March 11, 2020
Health Equity Series: The MMIWG Calls for Justice and their relation to health
Join us for a series of conversations designed to spark conversation about how to collaborate and act to achieve health equity in our communities. Hosted by the Division of Social Accountability.
March 11, 2020
12:30 - 1:30 pm
Room 1130 E-Wing, Health Sciences Building, University of Saskatchewan
Darlene Okemaysim-Sicotte (Iskwewuk E-wichiwitochik Women Walking Together)
Darlene R. Okemaysim-Sicotte, is a Cree from Beardy’s & Okemasis First Nation near the town of Duck Lake, Saskatchewan, and was educated at Rivier Academy in Prince Albert and the University of Saskatchewan. Darlene has been working with the Gordon Tootoosis Nikaniwin Theatre since 2013Darlene’s past experiences in the workplace include Executive Assistant at Saskatchewan Indian Institute of Technologies, Departmental Secretary at U of S Native Studies, and One Earth Farms FN LP. Darlene is also a 15 year member of the Saskatoon concerned citizens group Iskwewuk Ewichiwitochik (Women Walking Together) whose focus is on missing and murdered indigenous women and girls. Darlene received the Queen Elizabeth II Diamond Jubilee Medal in January 2013 for this volunteerism & national finalist and later a juror for Samara.com “Every Day Political Citizen - Project”. Darlene has written published articles and engages in local, provincial, and national interviews media outlets on Missing and Murdered Indigenous Women. Darlene has been the Non-Legal Advocate and co-chair for Iskwewuk E-wichitochik (Women Walking Together) who had Party With Standing status for National Inquiry to MMIWG2S. She currently lives in Saskatoon with her husband Chris Sicotte and mother to Christopher, Cory, Aren, Sunflower, and grandmother to Albert Jr., Dayshawn, and Joseph all of whom enjoy the local, provincial, and national arts scene.
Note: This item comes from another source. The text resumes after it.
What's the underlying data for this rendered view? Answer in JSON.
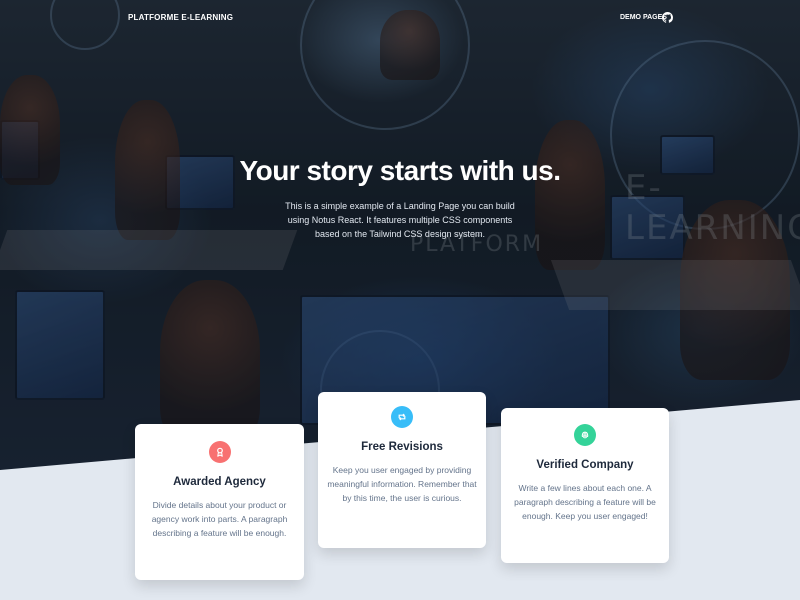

Dr. Veronica McKinney (College of Medicine)
Dr. Veronica McKinney is the Director of Northern Medical Services. Veronica is of Cree/Métis descent and provides leadership in health development in northern Saskatchewan Aboriginal communities promoting the evolution and advancement of healthy communities. She is an Assistant Professor and Chair of the Indigenous Health Committee, College of Medicine, Univ. of Sask, as well as serving on various boards and committees. She practices clinical medicine at the Westside Community Clinic in Saskatoon. She believes strongly in her traditional cultural teachings and applies them to her practice of medicine. She is a strong advocate for Aboriginal people’s health, having witnessed and experienced the inequities firsthand.
Senator Lillian Dyck
She earned her Bachelor of Arts, 1966, Honours, 1968; Master of Science in Biochemistry, 1970, Ph.D. in Biological Psychiatry in 1981, all from the University of Saskatchewan. She was conferred a Doctor of Letters, Honoris Causa by Cape Breton University in 2007.
She has been recognized in a number of ways, such as: A National Aboriginal Achievement Award for Science & Technology in 1999; A YWCA Woman of Distinction Award for Science, Technology & the Environment in 2003 ; two eagle feathers in 2005; an Alumnus of Influence Award, College of Arts & Science, University of Saskatchewan in 2009; an Atlantic Human Rights Center Award in 2019; and most recently the YWCA Saskatoon Women of Distinction Lifetime Achievement Award in 2019.
Senator Dyck was a Full Professor in the Neuropsychiatry Research Unit, Department of Psychiatry and Associate Dean, College of Graduate Studies & Research at the University of Saskatchewan.
In 2005, she was summoned to the senate by the Rt. Hon. Paul Martin. She has been Deputy Chair and Chair of the Standing Senate Committee on Aboriginal Peoples. Her priority area in the last 10 years has been the tragedy of missing and murdered Aboriginal women and girls. Senator Dyck had given over 100 public speeches across Canada on this topic and others. These and her senate speeches are posted on this website.
Senator Dyck amended Bill C-75: An Act to amend the Criminal Code, the Youth Criminal Justice Act and other Acts and to make consequential amendments to other Acts to better protect women - especially Aboriginal women and other vulnerable persons - from abuse, including intimate partner violence.
January 30, 2020: Settler City Limits
Settler City Limits: Indigenous Resurgence and Colonial Violence in the Urban Prairie West on Thursday, January 30th for a public roundtable discussion.
Gordon Oakes Red Bear Student Centre
University of Saskatchewan
10:00 am - 12:00 pm
Thursday, January 30, 2020
Wednesday, October 24, 2018
Hollo Micha Oh Chash: Transforming Historical Trauma Narratives to Improve Community Health
Wednesday, November 21, 2018
February 5, 2019
Decolonizing Science & Technology
May 8, 2019
Cultural Safety: It's not about culture, it's about racism